UNICEF, USAID, and other humanitarian organizations have introduced grassroots programs promoting girls’ education in Guinea. Programs include COMEF, which encourages mothers to become advocates for their daughters’ schooling. UNICEF championed the Accelerated Girls Education Initiative, which sought to increase enrollment rates but also the quality of girls’ education in Guinea. Many of these initiatives have made great strides with gender equity since Guinea is second in the region only to Ghana in terms of gender equity in the schooling system. Yet, large disparities still exist, and many young girls face hurdles in the effort to obtain an education.
Barriers to girls’ education
Perhaps the largest barrier to girls’ education in Guinea is the deep-rooted sense of tradition and culture. In the type of cultured place as Guniea is, women are often viewed as solely mothers and housemakers. Such values often outweigh the perceived benefits for girls’ educational attainment, particularly in rural regions. It is a common belief that if a girl is educated, she will leave the home and lose her morals, making marriage and reproduction more difficult. Teen marriage in Guinea is very common- between 2008 and 2012, nearly 36 percent of teen girls were married. Thus, many girls drop out of school in favor of household chores that include watching younger siblings, cooking, marriage, and childbearing.
These traditional views create a dangerous cycle of illiteracy. Illiterate mothers are less likely to become advocates of their own daughter’s schooling. Programs have been established that encourage mothers to learn more about the importance of their daughter’s schooling and help them to become champions of girls’ education in Guinea. Through this participation and self-growth, mothers can become better role models for other mothers and their daughters.
Boys’ education is viewed more favorably by local communities, often being described as a “better investment.” This deep, systemic gender bias is very difficult to overcome. Parents that face limited resources and may only send one child to school will undoubtedly choose a son. Not only is boys’ education prioritized, but boys also face fewer challenges at school, such as exploitation, violence, and sexual assault.
Problems in schools

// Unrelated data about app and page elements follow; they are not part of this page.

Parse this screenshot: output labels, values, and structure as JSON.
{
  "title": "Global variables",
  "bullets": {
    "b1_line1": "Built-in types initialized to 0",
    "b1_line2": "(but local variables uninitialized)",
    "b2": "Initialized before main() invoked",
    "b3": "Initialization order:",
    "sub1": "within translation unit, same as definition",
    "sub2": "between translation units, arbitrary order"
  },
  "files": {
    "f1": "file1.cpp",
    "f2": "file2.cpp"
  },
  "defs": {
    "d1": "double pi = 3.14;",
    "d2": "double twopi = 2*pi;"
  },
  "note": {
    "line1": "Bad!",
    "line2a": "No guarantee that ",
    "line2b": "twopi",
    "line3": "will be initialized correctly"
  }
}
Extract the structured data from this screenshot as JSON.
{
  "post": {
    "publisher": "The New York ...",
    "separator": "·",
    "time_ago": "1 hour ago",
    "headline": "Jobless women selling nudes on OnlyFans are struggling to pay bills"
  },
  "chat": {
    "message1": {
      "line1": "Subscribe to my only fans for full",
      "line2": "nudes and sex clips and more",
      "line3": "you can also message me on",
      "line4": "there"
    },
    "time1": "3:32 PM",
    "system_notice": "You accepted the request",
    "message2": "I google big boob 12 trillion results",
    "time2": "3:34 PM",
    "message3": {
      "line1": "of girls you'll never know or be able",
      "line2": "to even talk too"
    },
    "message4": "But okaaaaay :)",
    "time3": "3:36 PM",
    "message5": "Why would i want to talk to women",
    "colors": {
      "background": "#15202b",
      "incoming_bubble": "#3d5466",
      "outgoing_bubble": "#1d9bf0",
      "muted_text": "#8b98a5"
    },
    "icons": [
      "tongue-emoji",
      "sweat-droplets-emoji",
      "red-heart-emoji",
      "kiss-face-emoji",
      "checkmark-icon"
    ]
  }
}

Female students in Guinea are often subject to sexual assault, abuse, and exploitation. Instances of teachers demanding sexual favors in return for passing marks, even if previously merited by student’s academic work, are way too common. Often there are no repercussions for the guilty teacher save a slap on the wrist. To ensure that girls have a safe learning environment, there must be codes of conduct for all teachers and strict ramifications for such behaviors, including loss of job and inability to be hired at any other institution.
Girls also face a risk to security due to lack of proper sanitation facilities. According to the United Nations Children’s Fund, an estimated 10 percent of school-aged girls in Africa skip school during women’s period or drop out due to lack of adequate facilities. With a slight improvement in sanitation in Guinean schools from 1997 to 2002, enrollment rates for girls increased 17 percent. Many schools still lack proper bathrooms with many lacking separate toilets for boys and girls and others missing complete privacy measures including cracked windows and broken doors.
There is a strong correlation between the number of female students in schools and the number of female teachers at that school. In 2017, less than half of the primary school teachers and only 30 percent of secondary teachers were female. Having a female teacher not only makes young girls feel safe in the classroom but also gives them a positive role model, making them empowered and motivated to finish their own schooling.
Effects of education
Education is a powerful weapon and shield for young girls. It protects them against child labor, increases participation in the workforce, increases earning capacity, decreases early marriage, and reduces infant and child mortality while also having positive effects on child nutrition. Educated women are more likely to understand their rights and how to exercise them socially, politically and economically. Finally, girls’ education can create a positive cycle meaning that educated mothers are more likely to enroll their own daughters in school and promote higher levels of educational attainment.
While Guinea has made significant progress in terms of girls’ educational availability, improvement is still needed. Support from government officials, religious leaders, and local community leaders may help to eradicate the traditional and apathetic view of girls’ education. Protecting girls against gender-based violence and sexual abuse and securing adequate sanitation facilities will create a safe learning environment. Increased representation of female teachers will promote female empowerment. If these main barriers to girls’ education in Guinea are eradicated then enrollment and completion rates will skyrocket.
– Jessie Serody